**EXCERPTED RECORDS:**
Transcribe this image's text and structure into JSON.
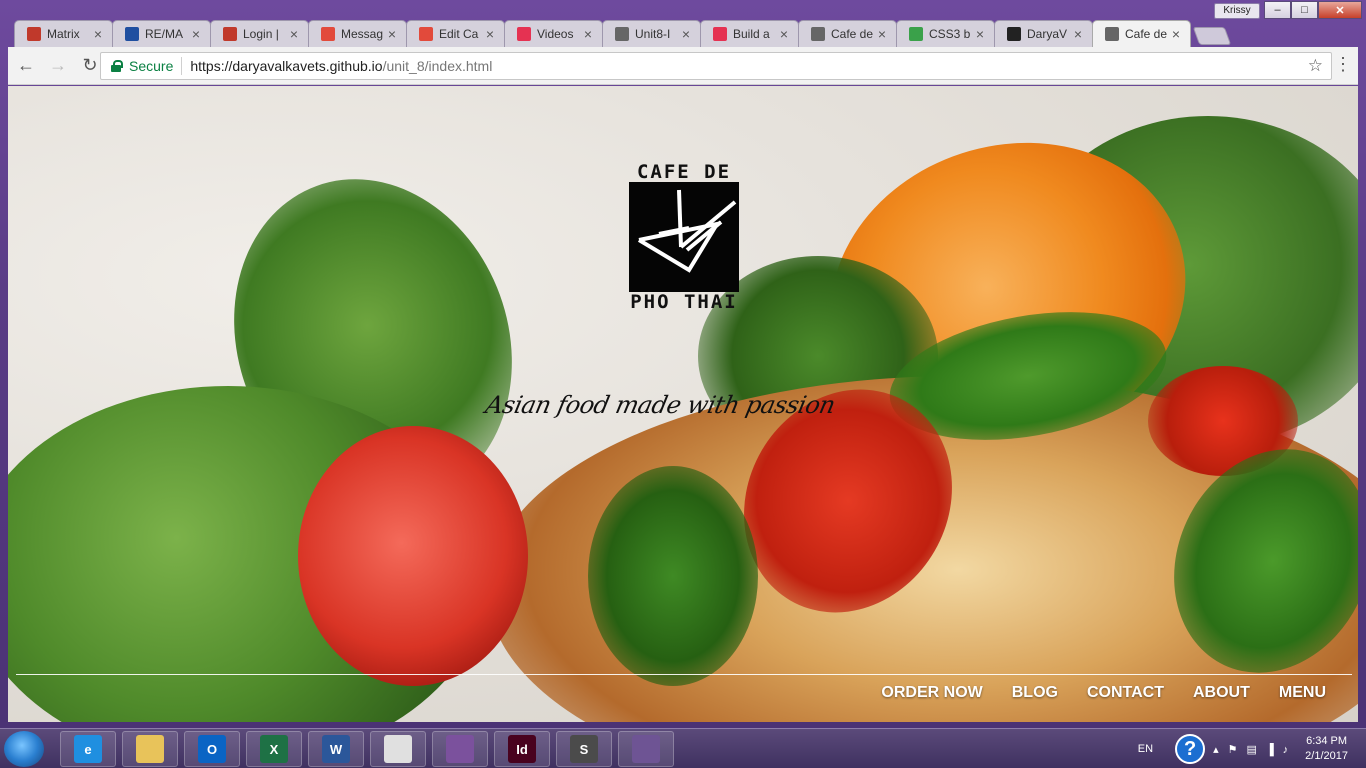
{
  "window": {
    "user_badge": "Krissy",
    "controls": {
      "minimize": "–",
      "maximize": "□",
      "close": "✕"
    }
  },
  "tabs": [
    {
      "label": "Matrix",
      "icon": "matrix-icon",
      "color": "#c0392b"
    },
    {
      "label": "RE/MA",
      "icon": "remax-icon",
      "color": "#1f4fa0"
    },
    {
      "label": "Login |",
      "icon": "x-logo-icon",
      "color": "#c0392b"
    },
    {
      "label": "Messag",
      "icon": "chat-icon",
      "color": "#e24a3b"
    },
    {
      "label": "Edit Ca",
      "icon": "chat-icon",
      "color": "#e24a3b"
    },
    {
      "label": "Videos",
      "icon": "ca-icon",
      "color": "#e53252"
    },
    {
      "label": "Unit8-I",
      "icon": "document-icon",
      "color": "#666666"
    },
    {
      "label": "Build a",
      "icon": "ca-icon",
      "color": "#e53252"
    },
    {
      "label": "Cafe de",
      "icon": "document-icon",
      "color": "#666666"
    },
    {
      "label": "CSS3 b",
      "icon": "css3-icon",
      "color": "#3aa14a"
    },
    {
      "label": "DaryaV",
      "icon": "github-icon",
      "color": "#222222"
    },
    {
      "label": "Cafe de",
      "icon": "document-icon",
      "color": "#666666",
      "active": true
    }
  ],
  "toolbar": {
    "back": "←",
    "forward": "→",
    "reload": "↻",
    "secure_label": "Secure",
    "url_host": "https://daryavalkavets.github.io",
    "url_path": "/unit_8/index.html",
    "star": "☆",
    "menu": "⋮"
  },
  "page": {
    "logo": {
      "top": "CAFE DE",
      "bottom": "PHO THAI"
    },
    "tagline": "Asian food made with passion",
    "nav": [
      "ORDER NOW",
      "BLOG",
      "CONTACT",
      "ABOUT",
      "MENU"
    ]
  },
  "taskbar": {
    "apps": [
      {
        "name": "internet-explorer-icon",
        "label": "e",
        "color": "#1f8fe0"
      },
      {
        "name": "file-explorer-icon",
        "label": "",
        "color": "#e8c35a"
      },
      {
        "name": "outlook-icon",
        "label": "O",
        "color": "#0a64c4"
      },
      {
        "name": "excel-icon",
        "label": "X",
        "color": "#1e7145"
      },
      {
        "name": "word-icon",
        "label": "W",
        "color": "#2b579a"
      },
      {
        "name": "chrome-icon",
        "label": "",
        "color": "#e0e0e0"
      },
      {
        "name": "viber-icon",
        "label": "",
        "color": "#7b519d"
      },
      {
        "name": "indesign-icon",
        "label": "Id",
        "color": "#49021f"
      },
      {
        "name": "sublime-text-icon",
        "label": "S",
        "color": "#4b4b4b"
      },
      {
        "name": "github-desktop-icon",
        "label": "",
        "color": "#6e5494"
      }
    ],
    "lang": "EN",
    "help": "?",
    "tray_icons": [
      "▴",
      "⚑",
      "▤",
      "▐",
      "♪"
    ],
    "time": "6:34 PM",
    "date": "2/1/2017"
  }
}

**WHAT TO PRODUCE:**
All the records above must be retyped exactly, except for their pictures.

**ANSWER SPACE:**
Transcribe this image's text and structure into JSON.
{
  "window": {
    "user_badge": "Krissy",
    "controls": {
      "minimize": "–",
      "maximize": "□",
      "close": "✕"
    }
  },
  "tabs": [
    {
      "label": "Matrix",
      "icon": "matrix-icon",
      "color": "#c0392b"
    },
    {
      "label": "RE/MA",
      "icon": "remax-icon",
      "color": "#1f4fa0"
    },
    {
      "label": "Login |",
      "icon": "x-logo-icon",
      "color": "#c0392b"
    },
    {
      "label": "Messag",
      "icon": "chat-icon",
      "color": "#e24a3b"
    },
    {
      "label": "Edit Ca",
      "icon": "chat-icon",
      "color": "#e24a3b"
    },
    {
      "label": "Videos",
      "icon": "ca-icon",
      "color": "#e53252"
    },
    {
      "label": "Unit8-I",
      "icon": "document-icon",
      "color": "#666666"
    },
    {
      "label": "Build a",
      "icon": "ca-icon",
      "color": "#e53252"
    },
    {
      "label": "Cafe de",
      "icon": "document-icon",
      "color": "#666666"
    },
    {
      "label": "CSS3 b",
      "icon": "css3-icon",
      "color": "#3aa14a"
    },
    {
      "label": "DaryaV",
      "icon": "github-icon",
      "color": "#222222"
    },
    {
      "label": "Cafe de",
      "icon": "document-icon",
      "color": "#666666",
      "active": true
    }
  ],
  "toolbar": {
    "back": "←",
    "forward": "→",
    "reload": "↻",
    "secure_label": "Secure",
    "url_host": "https://daryavalkavets.github.io",
    "url_path": "/unit_8/index.html",
    "star": "☆",
    "menu": "⋮"
  },
  "page": {
    "logo": {
      "top": "CAFE DE",
      "bottom": "PHO THAI"
    },
    "tagline": "Asian food made with passion",
    "nav": [
      "ORDER NOW",
      "BLOG",
      "CONTACT",
      "ABOUT",
      "MENU"
    ]
  },
  "taskbar": {
    "apps": [
      {
        "name": "internet-explorer-icon",
        "label": "e",
        "color": "#1f8fe0"
      },
      {
        "name": "file-explorer-icon",
        "label": "",
        "color": "#e8c35a"
      },
      {
        "name": "outlook-icon",
        "label": "O",
        "color": "#0a64c4"
      },
      {
        "name": "excel-icon",
        "label": "X",
        "color": "#1e7145"
      },
      {
        "name": "word-icon",
        "label": "W",
        "color": "#2b579a"
      },
      {
        "name": "chrome-icon",
        "label": "",
        "color": "#e0e0e0"
      },
      {
        "name": "viber-icon",
        "label": "",
        "color": "#7b519d"
      },
      {
        "name": "indesign-icon",
        "label": "Id",
        "color": "#49021f"
      },
      {
        "name": "sublime-text-icon",
        "label": "S",
        "color": "#4b4b4b"
      },
      {
        "name": "github-desktop-icon",
        "label": "",
        "color": "#6e5494"
      }
    ],
    "lang": "EN",
    "help": "?",
    "tray_icons": [
      "▴",
      "⚑",
      "▤",
      "▐",
      "♪"
    ],
    "time": "6:34 PM",
    "date": "2/1/2017"
  }
}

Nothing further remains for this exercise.